Palfrey, Judith, M.D.
Judith Palfrey is a general pediatrician who has spent the majority of her career as the chief of the division of general pediatrics at Children's Hospital Boston. Within the division, she developed the primary care and community responses to children's health problems, particularly for those with complex medical needs and developmental disabilities. Over the past year, she has stepped down from that position and is currently directing efforts to create global health programming.
Dr. Palfrey is the T. Berry Brazelton Professor of Pediatrics at Harvard Medical School. She is president of the American Academy of Pediatrics and the author of many books and articles, including Child Health in America (Johns Hopkins Press, 2006).
Articles by Palfrey, Judith, M.D.
Research shows no higher risk in autistic children, nor any evidence that a special diet might help.
A few people are allergic to dental amalgam, but mercury in fillings has not been shown to harm health.
Often, painful voiding during the potty-training years is a result of fear.
While parents want to protect their children, exposing them to illness is not a prudent practice.
Can parents take steps to prevent asthma in children?
Parents are strongly cautioned that pot use is bad for adolescents.
If your child develops a sleep problem, here's what may help.
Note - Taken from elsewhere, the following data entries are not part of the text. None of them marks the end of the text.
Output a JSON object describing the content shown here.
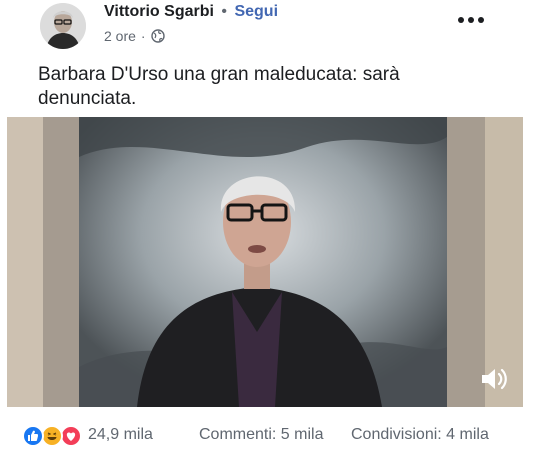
{
  "post": {
    "author": "Vittorio Sgarbi",
    "separator": "•",
    "follow_label": "Segui",
    "time": "2 ore",
    "time_separator": "·",
    "privacy_icon": "globe-icon",
    "more_icon": "more-options-icon",
    "text": "Barbara D'Urso una gran maleducata: sarà denunciata."
  },
  "video": {
    "sound_icon": "volume-icon"
  },
  "footer": {
    "reactions": [
      "like-icon",
      "haha-icon",
      "love-icon"
    ],
    "reaction_count": "24,9 mila",
    "comments": "Commenti: 5 mila",
    "shares": "Condivisioni: 4 mila"
  },
  "colors": {
    "link": "#4267b2",
    "like": "#1877f2",
    "haha": "#f7b125",
    "love": "#f33e58",
    "text_secondary": "#606770"
  }
}
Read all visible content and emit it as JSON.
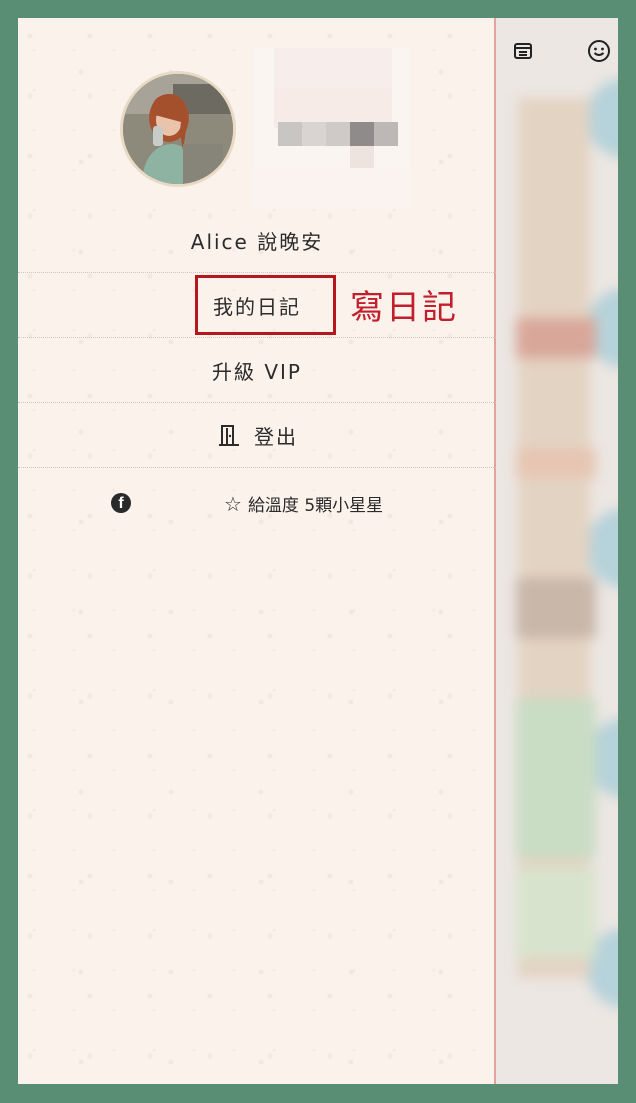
{
  "drawer": {
    "greeting": "Alice 說晚安",
    "menu": [
      {
        "label": "我的日記"
      },
      {
        "label": "升級 VIP"
      },
      {
        "label": "登出"
      }
    ],
    "annotation": "寫日記",
    "rate_label": "給溫度 5顆小星星",
    "fb_letter": "f"
  },
  "colors": {
    "frame": "#5a8e74",
    "drawer_bg": "#fbf2ec",
    "highlight": "#b6171d",
    "annotation": "#c21e2b"
  },
  "icons": [
    "top-bar-left-icon",
    "emoji-smile-icon",
    "logout-door-icon",
    "facebook-icon",
    "star-outline-icon"
  ]
}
There may be a link, but no need to panic.
As with height and weight, the normal range is wide.